* _BRIEF_
Return the listing below unchanged, but without pictures.

----

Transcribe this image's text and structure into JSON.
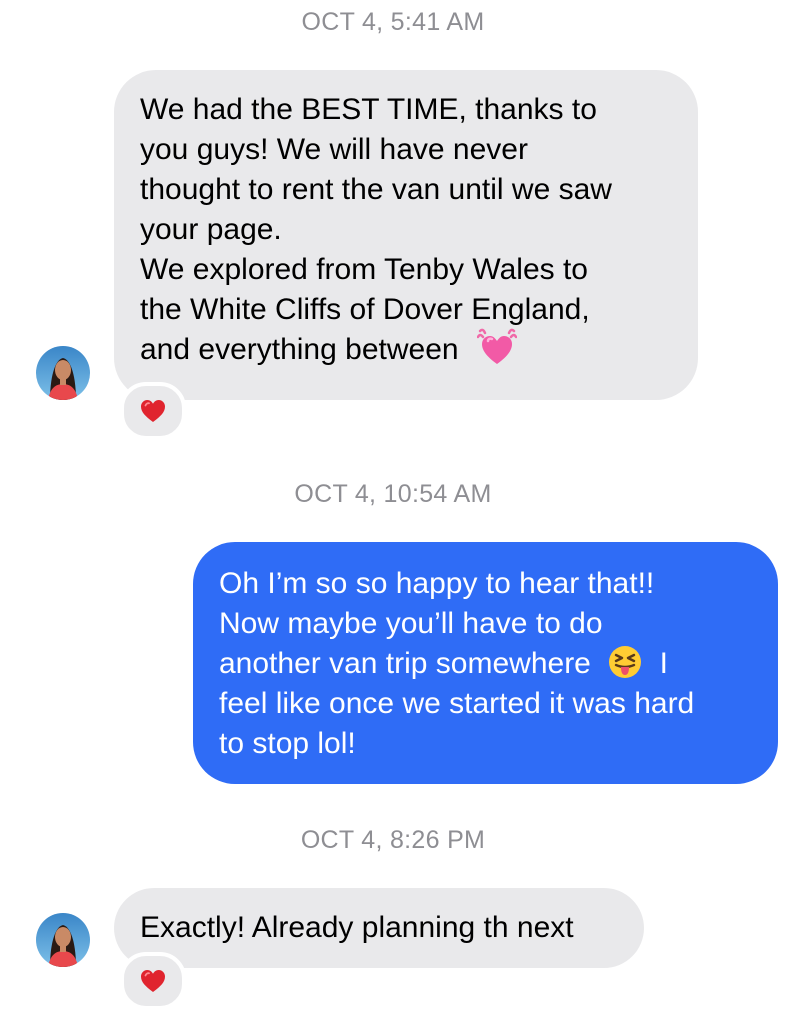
{
  "conversation": {
    "messages": [
      {
        "timestamp": "OCT 4, 5:41 AM",
        "direction": "incoming",
        "lines": [
          "We had the BEST TIME, thanks to",
          "you guys! We will have never",
          "thought to rent the van until we saw",
          "your page.",
          "We explored from Tenby Wales to",
          "the White Cliffs of Dover England,",
          "and everything between"
        ],
        "trailing_emoji": "beating-heart-icon",
        "reaction": "red-heart-icon"
      },
      {
        "timestamp": "OCT 4, 10:54 AM",
        "direction": "outgoing",
        "lines": [
          "Oh I’m so so happy to hear that!!",
          "Now maybe you’ll have to do",
          "another van trip somewhere",
          "feel like once we started it was hard",
          "to stop lol!"
        ],
        "line3_after_emoji": "I",
        "inline_emoji": "squinting-face-with-tongue-icon"
      },
      {
        "timestamp": "OCT 4, 8:26 PM",
        "direction": "incoming",
        "lines": [
          "Exactly! Already planning th next"
        ],
        "reaction": "red-heart-icon"
      }
    ]
  },
  "colors": {
    "incoming_bubble": "#e9e9eb",
    "outgoing_bubble": "#2f6cf6",
    "timestamp_text": "#8e8e93",
    "reaction_heart": "#e0242e"
  }
}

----

* _COMPLETED EXERCISE_
Transcribe this image's text and structure into JSON.
{
  "conversation": {
    "messages": [
      {
        "timestamp": "OCT 4, 5:41 AM",
        "direction": "incoming",
        "lines": [
          "We had the BEST TIME, thanks to",
          "you guys! We will have never",
          "thought to rent the van until we saw",
          "your page.",
          "We explored from Tenby Wales to",
          "the White Cliffs of Dover England,",
          "and everything between"
        ],
        "trailing_emoji": "beating-heart-icon",
        "reaction": "red-heart-icon"
      },
      {
        "timestamp": "OCT 4, 10:54 AM",
        "direction": "outgoing",
        "lines": [
          "Oh I’m so so happy to hear that!!",
          "Now maybe you’ll have to do",
          "another van trip somewhere",
          "feel like once we started it was hard",
          "to stop lol!"
        ],
        "line3_after_emoji": "I",
        "inline_emoji": "squinting-face-with-tongue-icon"
      },
      {
        "timestamp": "OCT 4, 8:26 PM",
        "direction": "incoming",
        "lines": [
          "Exactly! Already planning th next"
        ],
        "reaction": "red-heart-icon"
      }
    ]
  },
  "colors": {
    "incoming_bubble": "#e9e9eb",
    "outgoing_bubble": "#2f6cf6",
    "timestamp_text": "#8e8e93",
    "reaction_heart": "#e0242e"
  }
}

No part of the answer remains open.